_What you need to do_
If a line includes "Delta", copy it out of the entries.

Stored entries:
※

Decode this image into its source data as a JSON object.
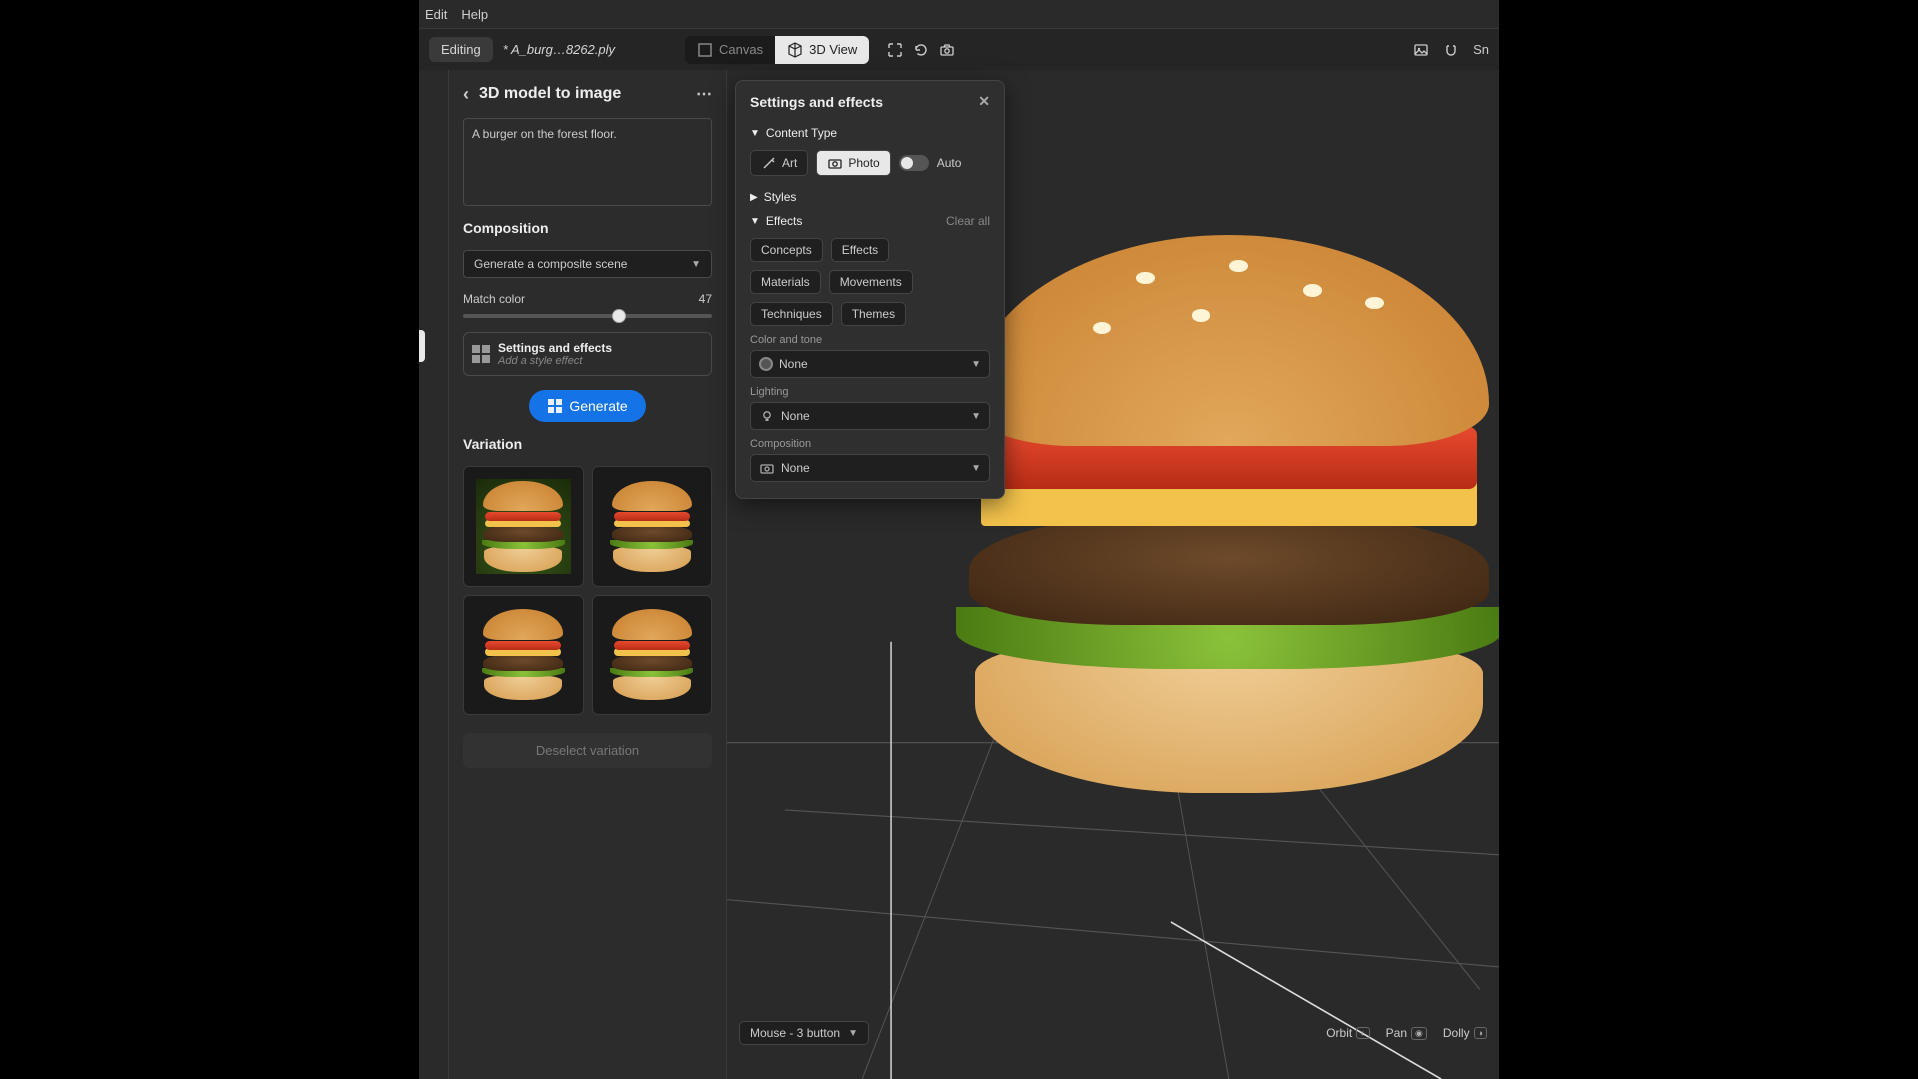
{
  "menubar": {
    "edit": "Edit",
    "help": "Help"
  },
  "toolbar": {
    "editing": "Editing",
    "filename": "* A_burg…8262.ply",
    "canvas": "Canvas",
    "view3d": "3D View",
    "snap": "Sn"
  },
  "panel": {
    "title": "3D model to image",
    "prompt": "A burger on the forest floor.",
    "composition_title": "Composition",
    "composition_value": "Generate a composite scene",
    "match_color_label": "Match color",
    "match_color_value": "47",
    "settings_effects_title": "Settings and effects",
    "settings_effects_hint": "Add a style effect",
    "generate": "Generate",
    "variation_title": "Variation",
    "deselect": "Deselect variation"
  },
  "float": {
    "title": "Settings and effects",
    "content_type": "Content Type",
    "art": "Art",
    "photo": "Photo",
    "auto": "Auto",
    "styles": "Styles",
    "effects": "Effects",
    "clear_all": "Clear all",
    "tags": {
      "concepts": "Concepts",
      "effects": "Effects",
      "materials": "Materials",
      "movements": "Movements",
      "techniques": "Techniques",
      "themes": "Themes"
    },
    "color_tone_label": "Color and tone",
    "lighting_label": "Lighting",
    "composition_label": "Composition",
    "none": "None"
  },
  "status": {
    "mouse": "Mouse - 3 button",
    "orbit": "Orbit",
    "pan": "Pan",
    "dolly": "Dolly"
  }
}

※

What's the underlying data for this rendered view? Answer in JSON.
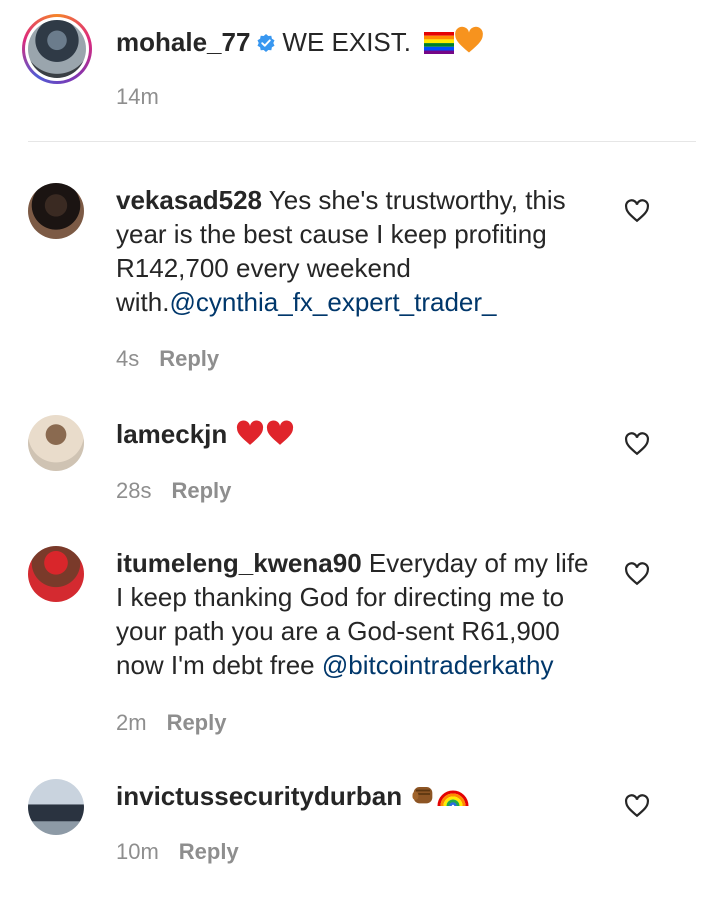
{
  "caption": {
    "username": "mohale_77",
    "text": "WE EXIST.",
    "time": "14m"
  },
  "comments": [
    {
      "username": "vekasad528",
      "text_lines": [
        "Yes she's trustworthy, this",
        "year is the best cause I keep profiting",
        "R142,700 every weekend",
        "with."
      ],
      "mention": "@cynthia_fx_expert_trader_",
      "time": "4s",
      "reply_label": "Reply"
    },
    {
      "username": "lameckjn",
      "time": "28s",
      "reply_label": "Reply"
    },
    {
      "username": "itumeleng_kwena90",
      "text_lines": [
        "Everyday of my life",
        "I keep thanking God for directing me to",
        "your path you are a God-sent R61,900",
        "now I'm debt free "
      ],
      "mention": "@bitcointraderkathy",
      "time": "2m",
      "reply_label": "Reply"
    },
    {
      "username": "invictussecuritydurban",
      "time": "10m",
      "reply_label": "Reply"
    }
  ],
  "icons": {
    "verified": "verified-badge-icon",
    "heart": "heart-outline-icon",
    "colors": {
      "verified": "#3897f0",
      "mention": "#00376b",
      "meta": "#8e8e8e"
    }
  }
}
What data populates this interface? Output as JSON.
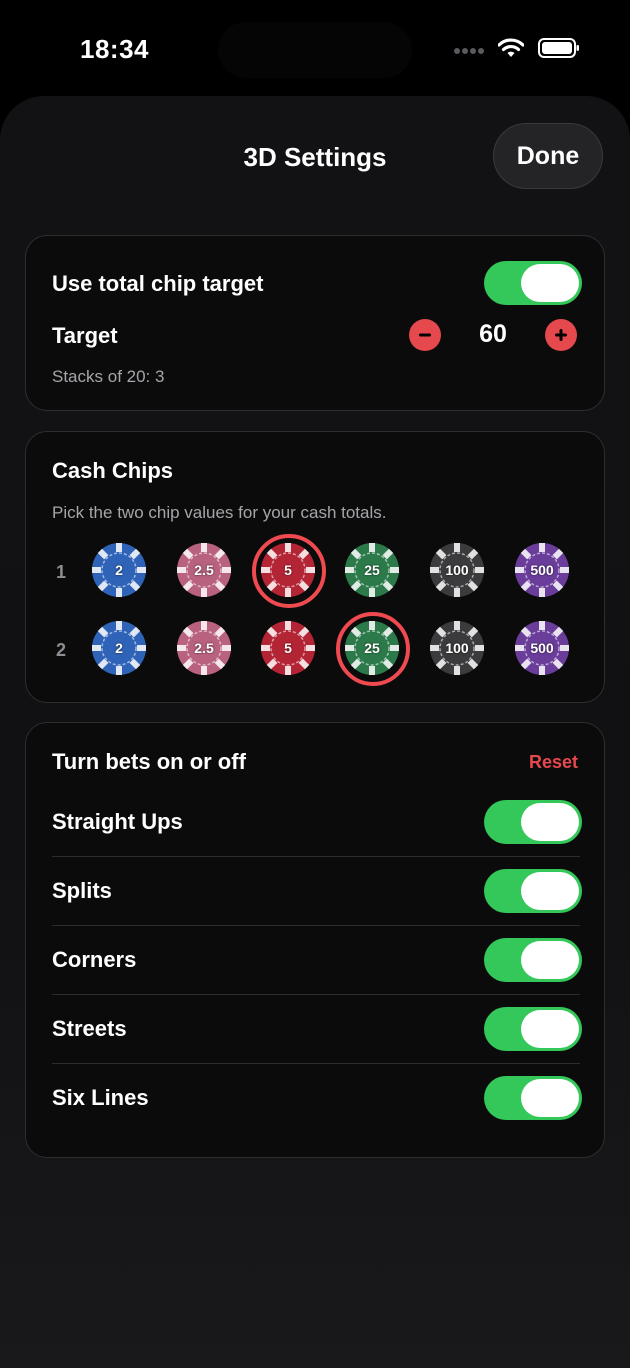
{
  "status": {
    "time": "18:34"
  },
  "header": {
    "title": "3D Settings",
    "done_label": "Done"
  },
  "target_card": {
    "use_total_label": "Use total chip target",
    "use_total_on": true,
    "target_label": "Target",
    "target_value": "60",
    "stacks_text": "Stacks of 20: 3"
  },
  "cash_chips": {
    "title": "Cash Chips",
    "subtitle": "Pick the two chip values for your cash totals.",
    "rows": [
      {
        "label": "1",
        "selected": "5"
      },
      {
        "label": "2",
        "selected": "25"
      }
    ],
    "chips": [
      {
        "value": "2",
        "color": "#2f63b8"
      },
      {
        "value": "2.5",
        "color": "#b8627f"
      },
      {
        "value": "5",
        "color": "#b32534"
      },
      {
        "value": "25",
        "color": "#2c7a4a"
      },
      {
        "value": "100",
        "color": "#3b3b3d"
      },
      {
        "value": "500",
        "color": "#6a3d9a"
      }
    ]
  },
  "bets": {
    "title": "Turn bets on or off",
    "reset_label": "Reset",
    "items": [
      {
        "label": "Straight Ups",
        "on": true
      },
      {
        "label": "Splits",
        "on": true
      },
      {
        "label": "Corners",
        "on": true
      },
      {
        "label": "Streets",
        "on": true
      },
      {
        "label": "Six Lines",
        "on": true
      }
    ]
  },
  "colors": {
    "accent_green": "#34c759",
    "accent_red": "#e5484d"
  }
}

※

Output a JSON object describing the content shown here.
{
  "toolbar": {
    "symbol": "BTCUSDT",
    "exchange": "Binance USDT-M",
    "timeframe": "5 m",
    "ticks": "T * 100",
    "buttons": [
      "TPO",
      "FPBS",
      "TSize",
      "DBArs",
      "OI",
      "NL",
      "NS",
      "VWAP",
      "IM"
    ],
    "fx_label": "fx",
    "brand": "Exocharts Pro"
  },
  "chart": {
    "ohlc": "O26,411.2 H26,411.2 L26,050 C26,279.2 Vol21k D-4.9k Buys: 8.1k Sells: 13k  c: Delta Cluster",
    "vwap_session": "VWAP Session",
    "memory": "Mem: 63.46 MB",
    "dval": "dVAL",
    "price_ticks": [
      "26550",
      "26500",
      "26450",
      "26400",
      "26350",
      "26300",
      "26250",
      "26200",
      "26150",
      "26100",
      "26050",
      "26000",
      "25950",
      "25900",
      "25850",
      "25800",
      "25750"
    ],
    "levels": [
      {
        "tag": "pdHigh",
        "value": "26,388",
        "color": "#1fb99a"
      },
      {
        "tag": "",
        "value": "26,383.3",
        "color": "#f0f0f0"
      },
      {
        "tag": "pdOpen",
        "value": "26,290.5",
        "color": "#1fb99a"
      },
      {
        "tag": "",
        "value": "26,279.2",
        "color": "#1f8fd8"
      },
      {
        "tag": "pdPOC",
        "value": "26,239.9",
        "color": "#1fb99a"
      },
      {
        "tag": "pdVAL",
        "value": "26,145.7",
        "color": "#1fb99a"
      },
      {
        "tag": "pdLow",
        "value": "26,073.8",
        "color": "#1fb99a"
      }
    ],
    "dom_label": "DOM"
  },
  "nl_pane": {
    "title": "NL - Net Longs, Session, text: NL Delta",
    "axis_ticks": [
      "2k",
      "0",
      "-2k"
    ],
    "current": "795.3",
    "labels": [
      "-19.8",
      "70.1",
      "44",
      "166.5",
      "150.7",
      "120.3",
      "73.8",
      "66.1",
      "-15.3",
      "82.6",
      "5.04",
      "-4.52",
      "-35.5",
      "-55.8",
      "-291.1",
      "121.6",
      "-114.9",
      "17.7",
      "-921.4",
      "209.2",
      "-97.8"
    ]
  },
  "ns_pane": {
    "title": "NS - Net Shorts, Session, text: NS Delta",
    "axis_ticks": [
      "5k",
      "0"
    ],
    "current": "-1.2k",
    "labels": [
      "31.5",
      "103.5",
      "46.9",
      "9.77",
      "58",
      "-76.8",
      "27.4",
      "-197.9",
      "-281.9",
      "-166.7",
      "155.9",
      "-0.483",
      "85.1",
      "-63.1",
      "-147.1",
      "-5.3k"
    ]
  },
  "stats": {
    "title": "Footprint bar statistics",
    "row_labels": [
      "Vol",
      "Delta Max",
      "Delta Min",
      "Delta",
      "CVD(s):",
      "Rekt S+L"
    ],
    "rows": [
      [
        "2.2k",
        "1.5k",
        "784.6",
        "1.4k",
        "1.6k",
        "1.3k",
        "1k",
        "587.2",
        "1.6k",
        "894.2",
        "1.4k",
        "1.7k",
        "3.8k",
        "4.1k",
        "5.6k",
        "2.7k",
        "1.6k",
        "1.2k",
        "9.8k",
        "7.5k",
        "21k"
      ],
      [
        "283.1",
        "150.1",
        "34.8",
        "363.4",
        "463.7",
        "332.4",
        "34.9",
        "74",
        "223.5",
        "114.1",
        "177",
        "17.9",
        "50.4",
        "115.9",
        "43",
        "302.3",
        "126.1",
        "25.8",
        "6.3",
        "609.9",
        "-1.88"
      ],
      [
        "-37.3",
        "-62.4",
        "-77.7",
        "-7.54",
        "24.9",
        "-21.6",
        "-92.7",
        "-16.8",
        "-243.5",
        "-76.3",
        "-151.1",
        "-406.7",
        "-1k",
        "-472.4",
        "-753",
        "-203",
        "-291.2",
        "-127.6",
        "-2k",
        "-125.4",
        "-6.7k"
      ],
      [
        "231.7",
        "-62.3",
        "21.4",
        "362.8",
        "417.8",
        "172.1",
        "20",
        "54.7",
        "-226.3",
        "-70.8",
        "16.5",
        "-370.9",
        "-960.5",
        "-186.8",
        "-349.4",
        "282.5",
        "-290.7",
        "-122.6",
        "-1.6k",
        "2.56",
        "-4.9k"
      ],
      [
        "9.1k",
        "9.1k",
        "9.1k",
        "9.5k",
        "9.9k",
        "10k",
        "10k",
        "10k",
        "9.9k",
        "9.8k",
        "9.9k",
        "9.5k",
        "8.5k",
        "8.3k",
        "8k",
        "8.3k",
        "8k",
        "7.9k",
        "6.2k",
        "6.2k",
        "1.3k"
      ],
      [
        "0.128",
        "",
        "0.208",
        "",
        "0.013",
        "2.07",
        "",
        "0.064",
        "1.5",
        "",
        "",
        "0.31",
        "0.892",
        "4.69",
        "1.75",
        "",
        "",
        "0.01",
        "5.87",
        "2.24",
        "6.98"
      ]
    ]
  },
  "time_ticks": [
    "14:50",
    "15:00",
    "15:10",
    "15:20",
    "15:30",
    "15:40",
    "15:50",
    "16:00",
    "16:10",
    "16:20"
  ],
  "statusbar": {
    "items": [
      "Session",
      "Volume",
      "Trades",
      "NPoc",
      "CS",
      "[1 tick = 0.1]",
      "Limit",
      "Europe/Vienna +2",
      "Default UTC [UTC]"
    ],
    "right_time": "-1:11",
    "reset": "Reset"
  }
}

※

_Completed task_
    "ohlc": "O26,411.2 H26,411.2 L26,050 C26,279.2 Vol21k D-4.9k Buys: 8.1k Sells: 13k  c: Delta Cluster",
    "title": "NL - Net Longs, Session, text: NL Delta",
    "title": "NS - Net Shorts, Session, text: NS Delta",
      "Delta Max",
      "Delta Min",
      "Delta",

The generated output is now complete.